Under the leadership of Dr. Upton and his recent Frymoyer grant, though, the scope of the project has morphed into something much bigger: the development of a series of educational modules on LGBTQ health. The two most recent modules I developed discuss and address the profound health disparities and difficulties that transgender children/adolescents and LGBTQ youth of color face. These modules also offer a wide array of other information, such as locally/national-based resources and the multitude of ways that pediatricians can advocate for their transgender and sexual minority patients.
The major goal is for this series of modules to be incorporated into medical school and resident curriculum here at the University of Vermont and beyond; we are excited to be presenting this process at the Improving OUTcomes national conference in Sacramento, Calif., at the end of March 2017.
What was your motivation for pursuing this project?
The real drive behind this entire project was to, in a way, give back to the LGBT community, particularly here at UVM and in greater Vermont, which has welcomed me with open arms. I expressed this interest to Martha Seagrave, assistant professor of family medicine, about wanting to focus my family medicine clerkship community project on a topic related LGBT health care and serendipitously, she had recently had a conversation about the need to better educate providers about PrEP with Dr. Upton – and the story unfolds from there!
Additionally, during the course of fourth year, I had the unique opportunity to spend time at a “safe zone” drop-in space for LGBTQ youth of color during an extramural rotation in adolescent medicine in Boston, Mass. It was during this experience that the health disparities and difficulties that these adolescents face became so very clear to me and yet so unfamiliar to many. I saw the development of these teaching modules as a way to begin to advocate for these patients.
What have you learned from this project overall?
I’ve learned the importance and significance of focusing energy and enthusiasm that’s derived from a passion towards a greater purpose. The conversations and stories I’ve heard from LGBT patients, particularly the adolescents in Boston, really had a transformative impact on me not only as a person but as a future pediatrician. I hope that the current and future modules that we create will help to better the physician-patient interactions and motivate and inspire others to fight for children who face unique and significant challenges related to their gender identity.

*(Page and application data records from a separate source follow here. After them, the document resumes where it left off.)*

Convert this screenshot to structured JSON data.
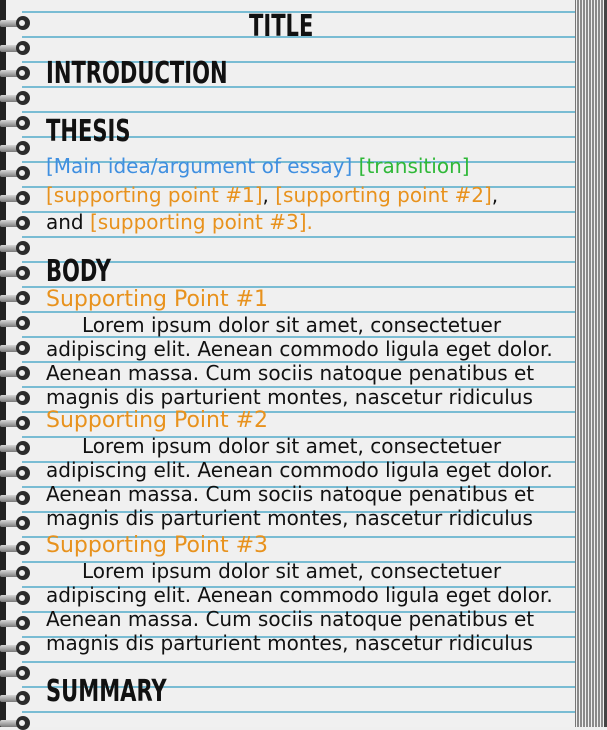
{
  "document": {
    "title": "TITLE",
    "sections": {
      "introduction": "INTRODUCTION",
      "thesis": "THESIS",
      "body": "BODY",
      "summary": "SUMMARY"
    },
    "thesis_text": {
      "main_idea": "[Main idea/argument of essay]",
      "transition": "[transition]",
      "point1": "[supporting point #1]",
      "comma1": ",",
      "point2": "[supporting point #2]",
      "comma2": ",",
      "and": "and",
      "point3": "[supporting point #3]."
    },
    "body_points": [
      {
        "heading": "Supporting Point #1",
        "lines": [
          "Lorem ipsum dolor sit amet, consectetuer",
          "adipiscing elit. Aenean commodo ligula eget dolor.",
          "Aenean massa. Cum sociis natoque penatibus et",
          "magnis dis parturient montes, nascetur ridiculus"
        ]
      },
      {
        "heading": "Supporting Point #2",
        "lines": [
          "Lorem ipsum dolor sit amet, consectetuer",
          "adipiscing elit. Aenean commodo ligula eget dolor.",
          "Aenean massa. Cum sociis natoque penatibus et",
          "magnis dis parturient montes, nascetur ridiculus"
        ]
      },
      {
        "heading": "Supporting Point #3",
        "lines": [
          "Lorem ipsum dolor sit amet, consectetuer",
          "adipiscing elit. Aenean commodo ligula eget dolor.",
          "Aenean massa. Cum sociis natoque penatibus et",
          "magnis dis parturient montes, nascetur ridiculus"
        ]
      }
    ]
  },
  "colors": {
    "main_idea": "#3f8fe0",
    "transition": "#2fb838",
    "supporting_point": "#e8921d",
    "rule_line": "#79bcd3"
  }
}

Read more about Bonenfant and several of his classmates in a photo essay on the fourth year of medical school, coming out in the spring 2017 issue of Vermont Medicine.